so i'm conflicted. this little rabbit is trapped and i don't know how to free her. what does freedom mean for a domestic rabbit? while i can't just let her go in the woods - i suspect she'd be eaten by coyotes or an owl within a few days - i can't just let her stay in what can only be called a death trap, waiting for a flood or a carbon monoxide leak (my roommate wants to keep her in the garage!) or a stray cat to come and kill her. i want her to have the best quality of life possible, but i don't know how to give that to her, and what that means.

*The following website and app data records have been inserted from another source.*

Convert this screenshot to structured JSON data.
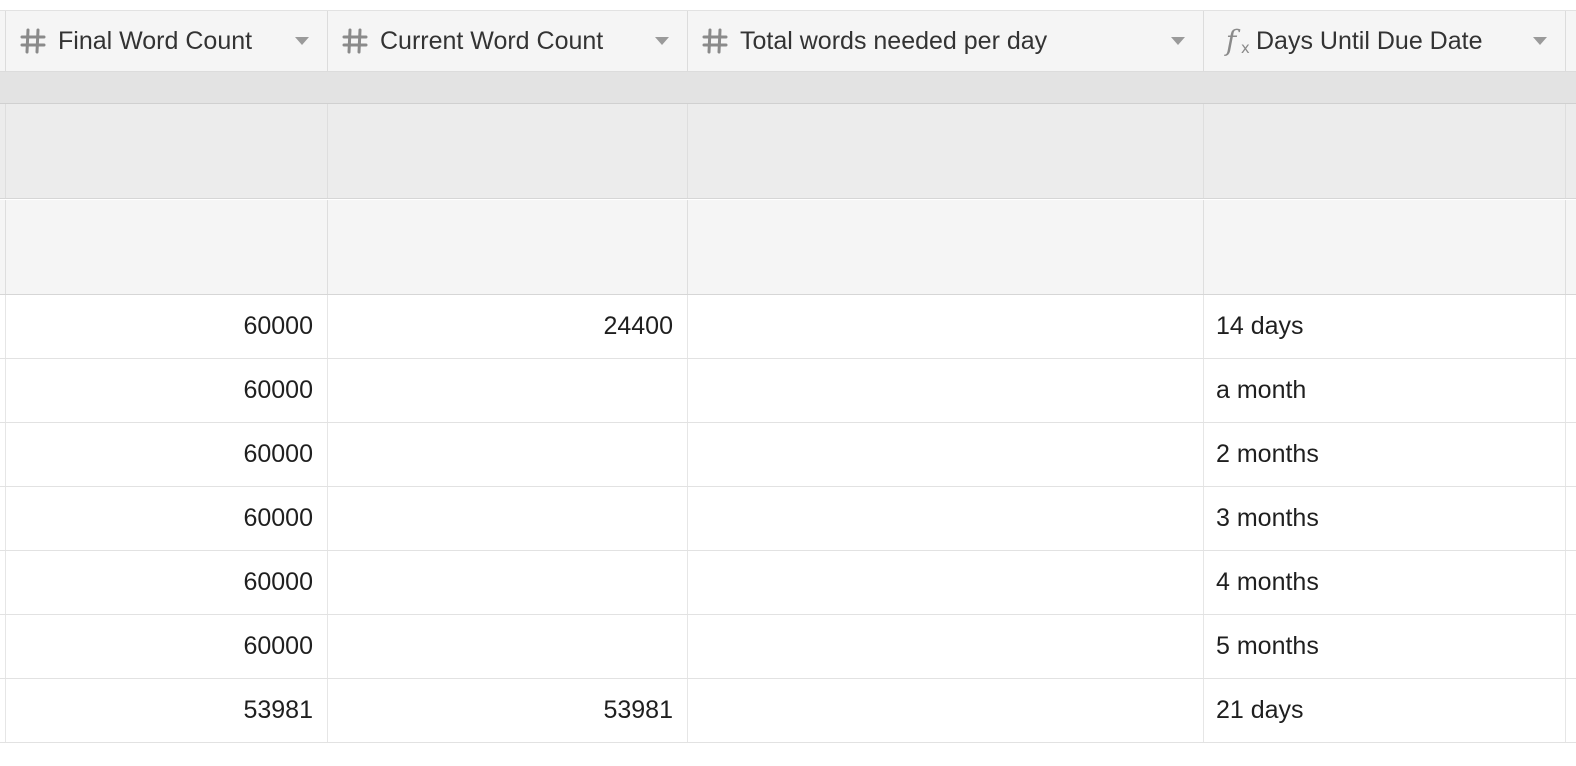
{
  "columns": [
    {
      "label": "Final Word Count",
      "icon": "number-icon"
    },
    {
      "label": "Current Word Count",
      "icon": "number-icon"
    },
    {
      "label": "Total words needed per day",
      "icon": "number-icon"
    },
    {
      "label": "Days Until Due Date",
      "icon": "formula-icon"
    }
  ],
  "rows": [
    {
      "final": "60000",
      "current": "24400",
      "per_day": "",
      "days": "14 days"
    },
    {
      "final": "60000",
      "current": "",
      "per_day": "",
      "days": "a month"
    },
    {
      "final": "60000",
      "current": "",
      "per_day": "",
      "days": "2 months"
    },
    {
      "final": "60000",
      "current": "",
      "per_day": "",
      "days": "3 months"
    },
    {
      "final": "60000",
      "current": "",
      "per_day": "",
      "days": "4 months"
    },
    {
      "final": "60000",
      "current": "",
      "per_day": "",
      "days": "5 months"
    },
    {
      "final": "53981",
      "current": "53981",
      "per_day": "",
      "days": "21 days"
    }
  ]
}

furthermore, it's really distressing to me because of the symbolic importance i've placed on this rabbit in the last few hours. i think about all the wild animals killed by human (in)action and interference (the animals i see everyday on the roads, the beautiful red fox i saw the other day, the first red fox i'd ever seen in my life so close, its tail blowing up in the wind, for a moment it looked like it could have just been sleeping, i had to pull my car over and call ben to cry, i was so upset), and think about the animals i've tried to save without success (the baby birds, the mauled chipmunk i should have just let die by the paws of a menacing neighbor's cat), and i think to myself, if i could just save this one animal, just this one, i could make it all better. i could stop having nightmares and feel some relief.

also, i sympathize with her. living in cramped quarters, with little view of the outside world, and in vulnerability of predators is a shitty way to live. my life has felt that way lately, like a trap, and i think that, deep down, i'd like to save this rabbit so i can feel a little saved myself.

UPDATE: and then, of course, this had to happen today in Ohio. (some idiot who had been keeping 50 exotic animals in his yard, decided to set them loose before committing suicide. local law enforcement decided it was the "right thing to do" to hunt them all down, and kill them. freakin' ridiculous. fyi, i believe in cosmic justice, and i hope that every human who hunts animals for sport spends their afterlife as a factory chicken. have i mentioned i'm unwaveringly pro-fauna?)

Wednesday, October 05, 2011

RIP, Steve Jobs

here in Silicon Valley, the news of Steve Jobs's passing hit us all like an earthquake. ripples and jolts of shock and dismay. the news of his death coming only a few weeks after the shock of his resignation as CEO, due to his ailing health.

i know very little of what Steve Jobs was like as a man, but i know he changed our world and the way we lived in it with the power of his ideas. there are traces of his influence all around us, whether we like it or not, and his presence in so many aspects of our modern world make it impossible to not feel impacted by the fact that even such a brilliant and valuable man did not receive the care he needed to overcome cancer. with all that Jobs and his team were able to do and accomplish with him at the helm, it's viciously cruel that he would die so young (only 56) from cancer. whether you're a Mac or PC, it's terribly sad.

just think: as the news is breaking, thousands upon thousands of internet users are taking to their smart phones, their iPads, their Macs (and all the derivative devices thereof), and tweeting, video conferencing, posting to facebook, blogging, etc. all of those actions were touched, influenced, and forever changed by this man and his ideas.

RIP, Steve. and thanks for everything.

Steve Jobs, "How to live before you die."

Tuesday, October 04, 2011

what a bunch of boobs

this is from the TSA's 3-1-1 policy regarding liquids on a plane (click image to make large):

"To ensure the health and welfare of certain air travelers... the following liquids... are permitted through the security checkpoint: ... Items used to augment the body for medical or cosmetic reasons such as ... prosthetic breasts, bras or shells containing gels, saline solution, or other liquids..."
so lemme get this straight: i can't pack a bottle of sunscreen in my suitcase, nor can i bring a bottle of water aboard a plane, but if i stuffed it in my bra for "cosmetic" augmentation of my body, then it's ok? am i alone in thinking that is utterly ridiculous and extremely insulting?

furthermore, if i do decide to bring such breast-enhancing, liquid-enabled technology on my flight, i have to submit myself to thorough inspection and screening.

this is why i'm becoming gradually less inclined to travel.